TASK TO CARRY OUT: Working from the entries that follow, retype each one without any alteration.

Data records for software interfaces
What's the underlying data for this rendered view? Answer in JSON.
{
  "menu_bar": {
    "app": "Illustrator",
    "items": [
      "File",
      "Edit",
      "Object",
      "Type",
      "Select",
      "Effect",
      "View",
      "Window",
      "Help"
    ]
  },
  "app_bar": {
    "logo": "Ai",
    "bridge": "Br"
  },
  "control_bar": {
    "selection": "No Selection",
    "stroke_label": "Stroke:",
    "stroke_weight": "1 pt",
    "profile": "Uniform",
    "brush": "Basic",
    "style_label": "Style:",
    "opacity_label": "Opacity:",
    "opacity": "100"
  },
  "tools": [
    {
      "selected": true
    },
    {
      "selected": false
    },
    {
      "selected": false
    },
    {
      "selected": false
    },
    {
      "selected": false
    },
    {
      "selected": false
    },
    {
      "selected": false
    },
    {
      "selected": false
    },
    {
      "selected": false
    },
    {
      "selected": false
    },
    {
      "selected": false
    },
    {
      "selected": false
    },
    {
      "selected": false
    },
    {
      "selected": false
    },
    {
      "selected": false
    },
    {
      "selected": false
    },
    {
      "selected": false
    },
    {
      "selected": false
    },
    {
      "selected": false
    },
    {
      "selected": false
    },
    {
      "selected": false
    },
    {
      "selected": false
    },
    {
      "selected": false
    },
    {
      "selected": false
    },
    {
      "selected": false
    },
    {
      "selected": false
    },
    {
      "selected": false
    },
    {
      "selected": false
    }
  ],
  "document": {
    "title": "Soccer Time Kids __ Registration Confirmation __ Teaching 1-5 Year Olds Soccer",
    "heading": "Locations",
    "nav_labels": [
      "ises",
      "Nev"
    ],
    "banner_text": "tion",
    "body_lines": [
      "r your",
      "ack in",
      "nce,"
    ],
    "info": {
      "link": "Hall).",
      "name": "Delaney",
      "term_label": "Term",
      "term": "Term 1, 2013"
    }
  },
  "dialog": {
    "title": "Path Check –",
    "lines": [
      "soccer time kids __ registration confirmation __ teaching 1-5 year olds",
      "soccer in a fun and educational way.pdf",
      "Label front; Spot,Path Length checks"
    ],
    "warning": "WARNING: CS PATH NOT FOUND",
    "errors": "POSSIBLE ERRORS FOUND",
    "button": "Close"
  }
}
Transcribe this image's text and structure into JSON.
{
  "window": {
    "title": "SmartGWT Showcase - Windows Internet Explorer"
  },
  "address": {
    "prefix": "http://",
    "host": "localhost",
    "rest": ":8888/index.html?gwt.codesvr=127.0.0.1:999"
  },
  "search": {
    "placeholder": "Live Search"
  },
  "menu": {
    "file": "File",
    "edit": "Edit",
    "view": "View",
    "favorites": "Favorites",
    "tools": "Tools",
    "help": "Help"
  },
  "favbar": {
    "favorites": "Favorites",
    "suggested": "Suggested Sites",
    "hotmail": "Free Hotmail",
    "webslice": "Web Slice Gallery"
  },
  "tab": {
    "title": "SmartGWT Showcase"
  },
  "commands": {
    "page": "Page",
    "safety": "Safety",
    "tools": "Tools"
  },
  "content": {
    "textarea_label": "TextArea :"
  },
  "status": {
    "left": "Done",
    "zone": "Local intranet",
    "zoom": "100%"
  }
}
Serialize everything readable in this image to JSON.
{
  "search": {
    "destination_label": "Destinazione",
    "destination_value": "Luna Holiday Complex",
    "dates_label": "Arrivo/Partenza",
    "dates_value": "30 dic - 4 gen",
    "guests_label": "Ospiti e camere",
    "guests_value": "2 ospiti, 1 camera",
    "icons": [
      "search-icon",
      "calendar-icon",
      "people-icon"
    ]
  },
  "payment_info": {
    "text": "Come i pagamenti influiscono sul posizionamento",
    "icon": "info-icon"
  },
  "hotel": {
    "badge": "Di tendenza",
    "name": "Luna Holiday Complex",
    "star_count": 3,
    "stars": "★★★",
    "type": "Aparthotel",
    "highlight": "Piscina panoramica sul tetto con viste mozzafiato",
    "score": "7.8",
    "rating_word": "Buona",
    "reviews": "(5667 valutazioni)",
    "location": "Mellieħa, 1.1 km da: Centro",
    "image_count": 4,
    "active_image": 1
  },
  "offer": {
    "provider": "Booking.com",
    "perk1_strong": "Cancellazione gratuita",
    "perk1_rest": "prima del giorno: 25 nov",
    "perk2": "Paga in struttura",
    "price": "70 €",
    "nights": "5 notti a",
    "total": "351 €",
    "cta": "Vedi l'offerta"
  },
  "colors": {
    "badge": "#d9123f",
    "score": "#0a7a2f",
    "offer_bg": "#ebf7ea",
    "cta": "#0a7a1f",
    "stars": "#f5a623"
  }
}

TASK OUTPUT:
What's the underlying data for this rendered view? Answer in JSON.
{
  "menu_bar": {
    "app": "Illustrator",
    "items": [
      "File",
      "Edit",
      "Object",
      "Type",
      "Select",
      "Effect",
      "View",
      "Window",
      "Help"
    ]
  },
  "app_bar": {
    "logo": "Ai",
    "bridge": "Br"
  },
  "control_bar": {
    "selection": "No Selection",
    "stroke_label": "Stroke:",
    "stroke_weight": "1 pt",
    "profile": "Uniform",
    "brush": "Basic",
    "style_label": "Style:",
    "opacity_label": "Opacity:",
    "opacity": "100"
  },
  "tools": [
    {
      "selected": true
    },
    {
      "selected": false
    },
    {
      "selected": false
    },
    {
      "selected": false
    },
    {
      "selected": false
    },
    {
      "selected": false
    },
    {
      "selected": false
    },
    {
      "selected": false
    },
    {
      "selected": false
    },
    {
      "selected": false
    },
    {
      "selected": false
    },
    {
      "selected": false
    },
    {
      "selected": false
    },
    {
      "selected": false
    },
    {
      "selected": false
    },
    {
      "selected": false
    },
    {
      "selected": false
    },
    {
      "selected": false
    },
    {
      "selected": false
    },
    {
      "selected": false
    },
    {
      "selected": false
    },
    {
      "selected": false
    },
    {
      "selected": false
    },
    {
      "selected": false
    },
    {
      "selected": false
    },
    {
      "selected": false
    },
    {
      "selected": false
    },
    {
      "selected": false
    }
  ],
  "document": {
    "title": "Soccer Time Kids __ Registration Confirmation __ Teaching 1-5 Year Olds Soccer",
    "heading": "Locations",
    "nav_labels": [
      "ises",
      "Nev"
    ],
    "banner_text": "tion",
    "body_lines": [
      "r your",
      "ack in",
      "nce,"
    ],
    "info": {
      "link": "Hall).",
      "name": "Delaney",
      "term_label": "Term",
      "term": "Term 1, 2013"
    }
  },
  "dialog": {
    "title": "Path Check –",
    "lines": [
      "soccer time kids __ registration confirmation __ teaching 1-5 year olds",
      "soccer in a fun and educational way.pdf",
      "Label front; Spot,Path Length checks"
    ],
    "warning": "WARNING: CS PATH NOT FOUND",
    "errors": "POSSIBLE ERRORS FOUND",
    "button": "Close"
  }
}
Transcribe this image's text and structure into JSON.
{
  "window": {
    "title": "SmartGWT Showcase - Windows Internet Explorer"
  },
  "address": {
    "prefix": "http://",
    "host": "localhost",
    "rest": ":8888/index.html?gwt.codesvr=127.0.0.1:999"
  },
  "search": {
    "placeholder": "Live Search"
  },
  "menu": {
    "file": "File",
    "edit": "Edit",
    "view": "View",
    "favorites": "Favorites",
    "tools": "Tools",
    "help": "Help"
  },
  "favbar": {
    "favorites": "Favorites",
    "suggested": "Suggested Sites",
    "hotmail": "Free Hotmail",
    "webslice": "Web Slice Gallery"
  },
  "tab": {
    "title": "SmartGWT Showcase"
  },
  "commands": {
    "page": "Page",
    "safety": "Safety",
    "tools": "Tools"
  },
  "content": {
    "textarea_label": "TextArea :"
  },
  "status": {
    "left": "Done",
    "zone": "Local intranet",
    "zoom": "100%"
  }
}
Serialize everything readable in this image to JSON.
{
  "search": {
    "destination_label": "Destinazione",
    "destination_value": "Luna Holiday Complex",
    "dates_label": "Arrivo/Partenza",
    "dates_value": "30 dic - 4 gen",
    "guests_label": "Ospiti e camere",
    "guests_value": "2 ospiti, 1 camera",
    "icons": [
      "search-icon",
      "calendar-icon",
      "people-icon"
    ]
  },
  "payment_info": {
    "text": "Come i pagamenti influiscono sul posizionamento",
    "icon": "info-icon"
  },
  "hotel": {
    "badge": "Di tendenza",
    "name": "Luna Holiday Complex",
    "star_count": 3,
    "stars": "★★★",
    "type": "Aparthotel",
    "highlight": "Piscina panoramica sul tetto con viste mozzafiato",
    "score": "7.8",
    "rating_word": "Buona",
    "reviews": "(5667 valutazioni)",
    "location": "Mellieħa, 1.1 km da: Centro",
    "image_count": 4,
    "active_image": 1
  },
  "offer": {
    "provider": "Booking.com",
    "perk1_strong": "Cancellazione gratuita",
    "perk1_rest": "prima del giorno: 25 nov",
    "perk2": "Paga in struttura",
    "price": "70 €",
    "nights": "5 notti a",
    "total": "351 €",
    "cta": "Vedi l'offerta"
  },
  "colors": {
    "badge": "#d9123f",
    "score": "#0a7a2f",
    "offer_bg": "#ebf7ea",
    "cta": "#0a7a1f",
    "stars": "#f5a623"
  }
}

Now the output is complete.